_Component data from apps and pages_
***

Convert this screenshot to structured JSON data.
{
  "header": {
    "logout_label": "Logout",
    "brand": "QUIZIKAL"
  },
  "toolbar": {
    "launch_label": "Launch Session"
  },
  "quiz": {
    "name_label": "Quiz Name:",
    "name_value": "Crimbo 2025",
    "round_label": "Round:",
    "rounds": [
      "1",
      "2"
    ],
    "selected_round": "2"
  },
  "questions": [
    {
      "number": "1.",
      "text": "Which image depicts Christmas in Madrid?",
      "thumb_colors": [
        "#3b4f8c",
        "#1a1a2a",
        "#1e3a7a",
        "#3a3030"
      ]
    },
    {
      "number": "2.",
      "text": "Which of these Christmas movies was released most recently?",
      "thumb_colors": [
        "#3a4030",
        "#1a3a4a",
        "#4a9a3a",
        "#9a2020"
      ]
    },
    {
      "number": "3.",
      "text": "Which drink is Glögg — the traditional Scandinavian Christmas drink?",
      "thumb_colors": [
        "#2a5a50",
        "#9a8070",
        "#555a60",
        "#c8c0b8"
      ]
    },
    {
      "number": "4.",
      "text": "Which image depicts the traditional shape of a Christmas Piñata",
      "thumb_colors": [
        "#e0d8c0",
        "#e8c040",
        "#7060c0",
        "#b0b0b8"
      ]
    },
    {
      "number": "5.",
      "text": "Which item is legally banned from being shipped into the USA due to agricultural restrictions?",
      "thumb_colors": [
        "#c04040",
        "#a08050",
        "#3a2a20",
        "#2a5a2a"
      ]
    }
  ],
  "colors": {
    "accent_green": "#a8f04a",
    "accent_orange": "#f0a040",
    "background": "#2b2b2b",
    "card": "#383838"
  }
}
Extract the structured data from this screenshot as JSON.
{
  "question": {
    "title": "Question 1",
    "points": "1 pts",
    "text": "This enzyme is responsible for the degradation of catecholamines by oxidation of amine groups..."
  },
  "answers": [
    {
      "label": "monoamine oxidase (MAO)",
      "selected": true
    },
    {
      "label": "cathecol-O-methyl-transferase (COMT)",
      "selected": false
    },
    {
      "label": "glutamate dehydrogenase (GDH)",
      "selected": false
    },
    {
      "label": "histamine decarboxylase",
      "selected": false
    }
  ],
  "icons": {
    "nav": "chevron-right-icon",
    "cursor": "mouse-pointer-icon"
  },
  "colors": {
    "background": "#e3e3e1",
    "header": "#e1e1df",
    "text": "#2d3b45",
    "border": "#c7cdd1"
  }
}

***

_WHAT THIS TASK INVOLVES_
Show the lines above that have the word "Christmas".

_ANSWER BELOW_
      "text": "Which image depicts Christmas in Madrid?",
      "text": "Which of these Christmas movies was released most recently?",
      "text": "Which drink is Glögg — the traditional Scandinavian Christmas drink?",
      "text": "Which image depicts the traditional shape of a Christmas Piñata",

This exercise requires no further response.